sexta-feira, maio 20, 2016

People are not Google’s 'Customers' or Even Google’s 'Users, but Its Feudal Livestock: “The Epic Struggle of the Internet of Things” by Bruce Sterling

“An IoT is not a consumer society. It’s a materialized network society. It’s like Google or Facebook writ large on the landscape. Google and Facebook don’t have ‘users’ or ‘customers’. Instead, they have participants under machine surveillance, whose activities are algorithmically combined with Big Data silos.”

In “The Epic Struggle of the Internet of Things” by Bruce Sterling.

Imagine the following creepy scenario.

Picture yourself doing the number 2 on your recently bought high tech throne. Unfortunately your next door neighbour is a black-hat hacker. Do you want him to hack into your home system and flush your toilet while you're on it? With our current batch of politicians I can guarantee that's what will happen. I can't see them stepping up to the plate. We all also know that when it comes to safety, leaving self-regulation to the end-user doesn’t seem to work.  We all know what happened with credit cards; we all know what's still happening with customer data; it's clear as water it's not going to work for the IoT. What's wrong with this picture? Everyone who works in IT knows that if one wants to add security to a product, it's going to cost big money.  Making a gadget a safer product adds to the cost of it, and that just doesn’t work in this day and age. For IoT to become widespread we need cheap, but also safer products, and I don’t see that happening in my life time.

As someone who was busy with the Internet of Things in the early 1990s (when there was still no IoT), it's interesting to see where technology has actually provided and where it's offering great opportunity, with the potential for massive support headaches for consumers and companies. I've been around tech innovation long enough to know that attempting to provide support beyond the brand is a huge headache and very few companies can do it well and profitably, no matter how lofty their ideals are.

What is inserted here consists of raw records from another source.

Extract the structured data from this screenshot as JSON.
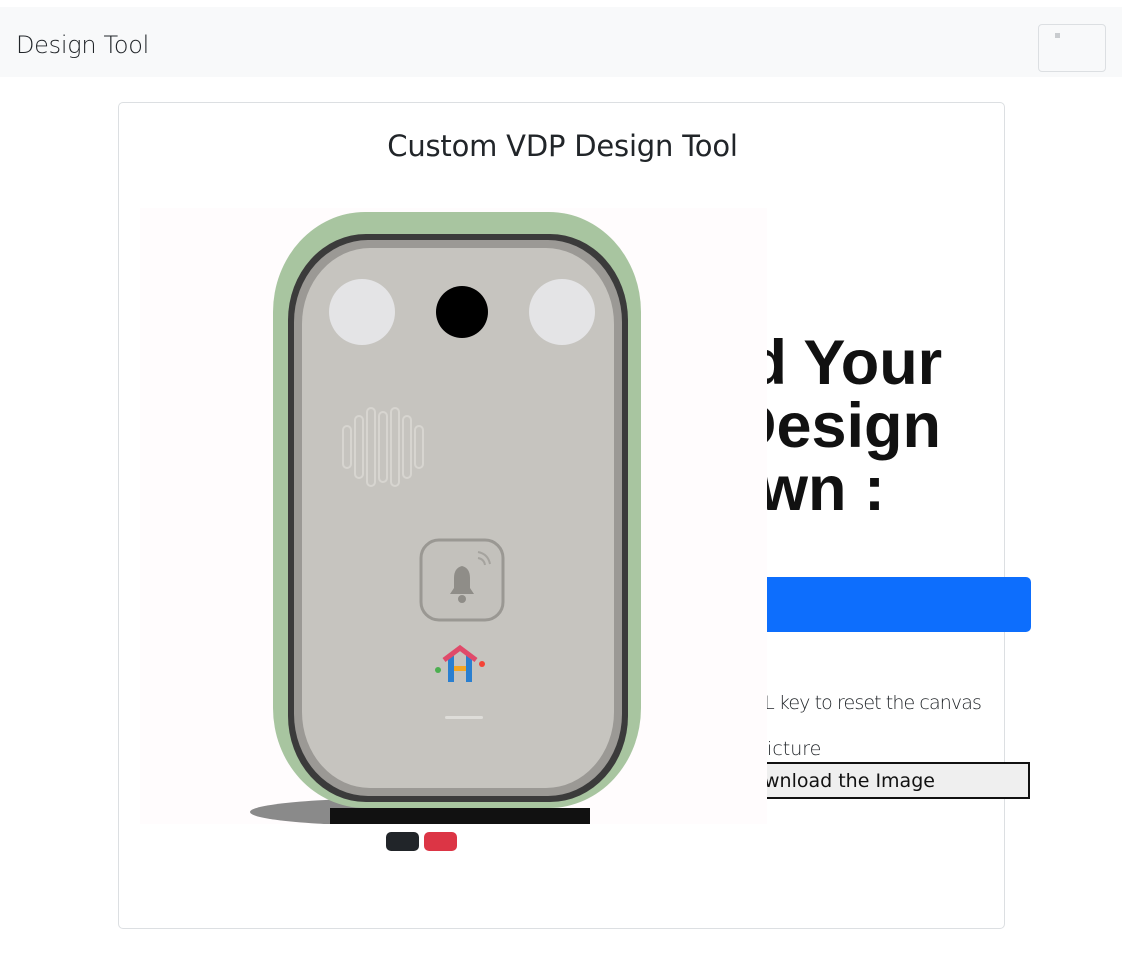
{
  "navbar": {
    "brand": "Design Tool",
    "toggler_icon": "menu-icon"
  },
  "card": {
    "title": "Custom VDP Design Tool"
  },
  "panel": {
    "heading_line1": "oad Your",
    "heading_line2": "n Design",
    "heading_line3": "Down :",
    "reset_hint": "EL key to reset the canvas",
    "picture_hint": "picture",
    "download_label": "wnload the Image"
  },
  "colors": {
    "accent": "#0d6efd",
    "swatch_dark": "#212529",
    "swatch_red": "#dc3545",
    "device_border": "#a8c5a0"
  }
}
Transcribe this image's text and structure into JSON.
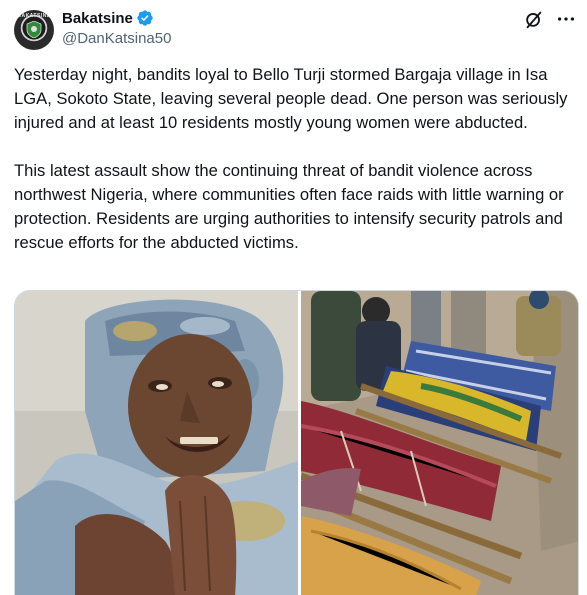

The problem is that we currently have only shitty IoT gadgets that barely follow any standard, if at all. Every startup is doing something proprietary just to be able to say that it works with my smartphone. Development platforms for IoT are also mushrooming, making it easy for developers to get started. Arduino comes with its own development platform and programming language based on Wiring. Raspberry Pi is capable of running Linux distros and thereby opens up a lot of development opportunities (e.g., IoT frameworks for Pi like WebIOPi; Eclipse with its Open IoT stack for Java and with frameworks for building IoT/M2M gateways like Kura, Mihini, Paho, Koneki, Concierge, to name just a few). Who do they all want? They all want you to become hooked on their product (I hesitate to say “product”. They’re more like gadgets). What we need are standards (RFC like) that will become like the DNS or TCP/IP standard. Once this is in place everyone will be able to support it. In the meantime, just stay away from these shitty IoT gadgets. One does not want to end up with one’s bathroom full of brown matter…

I cringe when people talk about high tech thrones, and self-driving cars being better when they come equipped with embedded IoT stuff. The safer part of the equation might end up being true on average, but when the home or car system crashes, as it eventually must, the shit and carnage will be respectively spectacular.

Piece of advice. This is not Sterling at his most audacious. This essay shows us Sterling trying to be grippingly engaged with the task of telling us what the world may be like IoT-wise. Sometimes it feels so unremittingly down-to-earth that it seems far too long. It felt like I was dog-paddling while reading it…

1 comentário:

Book Stooge disse...

Glad to see you back writing. Trust it wasn't anything horrific that kept you away.